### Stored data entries

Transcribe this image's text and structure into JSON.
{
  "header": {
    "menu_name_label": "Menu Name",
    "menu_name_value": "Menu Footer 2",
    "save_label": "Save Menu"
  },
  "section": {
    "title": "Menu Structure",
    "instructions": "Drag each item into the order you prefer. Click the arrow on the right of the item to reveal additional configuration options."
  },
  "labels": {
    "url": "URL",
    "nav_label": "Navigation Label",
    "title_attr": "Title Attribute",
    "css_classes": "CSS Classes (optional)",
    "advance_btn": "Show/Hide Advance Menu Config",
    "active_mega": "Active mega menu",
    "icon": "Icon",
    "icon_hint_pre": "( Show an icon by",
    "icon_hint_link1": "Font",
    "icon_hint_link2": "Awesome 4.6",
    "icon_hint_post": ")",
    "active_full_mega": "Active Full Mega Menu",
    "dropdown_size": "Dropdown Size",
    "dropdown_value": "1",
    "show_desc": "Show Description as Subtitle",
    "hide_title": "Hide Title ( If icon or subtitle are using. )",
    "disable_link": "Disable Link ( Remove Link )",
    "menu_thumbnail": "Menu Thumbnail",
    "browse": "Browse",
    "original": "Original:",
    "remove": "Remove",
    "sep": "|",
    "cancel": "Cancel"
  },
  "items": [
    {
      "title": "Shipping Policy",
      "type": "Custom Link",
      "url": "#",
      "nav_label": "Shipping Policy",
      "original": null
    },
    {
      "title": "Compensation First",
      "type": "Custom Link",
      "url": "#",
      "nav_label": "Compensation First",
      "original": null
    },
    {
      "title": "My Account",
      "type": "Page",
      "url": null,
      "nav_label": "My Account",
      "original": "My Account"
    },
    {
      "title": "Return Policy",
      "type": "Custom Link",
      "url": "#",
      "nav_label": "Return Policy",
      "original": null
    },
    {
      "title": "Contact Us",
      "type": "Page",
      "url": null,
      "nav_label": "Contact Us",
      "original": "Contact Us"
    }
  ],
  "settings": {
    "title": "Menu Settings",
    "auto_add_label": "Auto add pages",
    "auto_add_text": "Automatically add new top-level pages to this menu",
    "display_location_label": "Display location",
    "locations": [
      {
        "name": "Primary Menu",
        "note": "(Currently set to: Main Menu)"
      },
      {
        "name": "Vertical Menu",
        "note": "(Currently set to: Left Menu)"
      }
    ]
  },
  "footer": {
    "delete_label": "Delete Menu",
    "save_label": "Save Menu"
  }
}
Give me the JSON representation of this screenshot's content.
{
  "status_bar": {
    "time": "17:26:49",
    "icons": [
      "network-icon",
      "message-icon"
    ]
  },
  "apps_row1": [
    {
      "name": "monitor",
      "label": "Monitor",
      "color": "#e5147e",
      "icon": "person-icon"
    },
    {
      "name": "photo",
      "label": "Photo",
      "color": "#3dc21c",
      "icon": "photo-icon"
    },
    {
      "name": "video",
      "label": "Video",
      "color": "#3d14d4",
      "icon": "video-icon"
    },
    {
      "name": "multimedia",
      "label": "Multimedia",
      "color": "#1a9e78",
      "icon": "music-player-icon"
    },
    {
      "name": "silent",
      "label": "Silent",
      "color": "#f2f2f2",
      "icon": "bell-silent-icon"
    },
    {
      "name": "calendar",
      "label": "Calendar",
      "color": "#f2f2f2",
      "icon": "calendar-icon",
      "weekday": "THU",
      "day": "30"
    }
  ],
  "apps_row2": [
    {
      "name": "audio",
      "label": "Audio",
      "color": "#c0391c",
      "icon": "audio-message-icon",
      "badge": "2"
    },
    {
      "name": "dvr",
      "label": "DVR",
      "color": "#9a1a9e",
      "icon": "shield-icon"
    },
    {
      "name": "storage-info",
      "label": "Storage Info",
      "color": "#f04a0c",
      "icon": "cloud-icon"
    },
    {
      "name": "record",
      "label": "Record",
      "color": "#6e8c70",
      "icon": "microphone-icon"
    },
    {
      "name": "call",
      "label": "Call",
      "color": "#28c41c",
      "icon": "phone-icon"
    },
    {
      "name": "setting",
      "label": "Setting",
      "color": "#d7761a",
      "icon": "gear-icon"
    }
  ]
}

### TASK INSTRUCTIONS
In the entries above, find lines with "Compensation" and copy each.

### EXERCISE ANSWER
      "title": "Compensation First",
      "nav_label": "Compensation First",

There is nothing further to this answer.